Perhaps the best movie about making movies. Francois Truffaut playing the director in the film was the perfect way of doing that. It would not have made the same kind of impact as if someone else was in the role. This could be why none of the others work quite as well. Truffaut being one of the best filmmakers of all time truly understands what it's like to work on a film set, but even though that's the case it doesn't mean he automatically would be able to recreate the experience on screen. That said, he certainly did recreate it ridiculously well. While on set, all the crew wants to do is get through the next 7 weeks so they can have a finished film on their hands. Everyone asks the director what he wants down to the smallest detail.

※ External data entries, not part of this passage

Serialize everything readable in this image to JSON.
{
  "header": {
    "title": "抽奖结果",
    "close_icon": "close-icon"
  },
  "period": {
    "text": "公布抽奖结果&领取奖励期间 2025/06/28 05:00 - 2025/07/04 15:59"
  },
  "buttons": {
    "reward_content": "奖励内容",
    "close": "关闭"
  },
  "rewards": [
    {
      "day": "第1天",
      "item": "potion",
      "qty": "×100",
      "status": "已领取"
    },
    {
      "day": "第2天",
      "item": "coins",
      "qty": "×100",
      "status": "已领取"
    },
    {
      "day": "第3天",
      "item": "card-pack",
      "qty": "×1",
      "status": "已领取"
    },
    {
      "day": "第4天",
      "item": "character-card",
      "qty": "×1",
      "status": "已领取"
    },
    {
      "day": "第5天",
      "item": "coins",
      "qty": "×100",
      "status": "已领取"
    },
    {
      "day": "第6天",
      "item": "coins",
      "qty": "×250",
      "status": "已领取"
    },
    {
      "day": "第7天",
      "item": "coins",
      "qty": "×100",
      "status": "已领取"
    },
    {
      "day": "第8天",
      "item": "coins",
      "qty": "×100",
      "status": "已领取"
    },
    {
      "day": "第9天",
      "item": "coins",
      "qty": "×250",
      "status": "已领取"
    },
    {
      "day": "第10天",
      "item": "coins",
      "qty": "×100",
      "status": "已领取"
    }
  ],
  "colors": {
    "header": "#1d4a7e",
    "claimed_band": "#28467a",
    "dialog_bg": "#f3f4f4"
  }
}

Even when he's not asked something he still gives orders, like telling the guy he wants the snow to look a little less white. On the other side, the cast cares more about their personal lives than their jobs. I love that Jacqueline Bisset and Valentina Cortese were able to take the joke. But it's completely true. It feels like when you're directing you're trying so hard to get each shot on time so you can have a completed film, but there's always some underlying drama with the actors. Truffaut needed to hire Julie for the role, but Julie can't be covered under insurance because of her mental state. The whole time they're shooting they worry about Julie having a major breakdown. Then you have the old actress who has become extremely self conscious and gets drunk on set, so she can't open the right door. There's the actor who got his girlfriend a job on set but she's clearly not interested in him, which can only end badly. Then there is the guy on the crew who brings his wife because she doesn't trust him to be without her. Also, if you get two people sexually attracted to each other on the crew who don't feel important, then you better believe if they find down time on the set they will take your time and have sex with each other. None of this is done in a bad light. It seems like Truffaut's just saying that this is the joy of filmmaking. This is what he loves so much and he wouldn't give it up for the world. When the actors get upset and say they're done acting because life's more difficult and depressing than the movies we can hear Truffaut saying that's why they make them. That's why films are so important, because they help us escape our lives, or some films show us the elixir to the problems in our lives. Day for Night is not only one of the greatest movies about making movies, it's one of the best films of all time.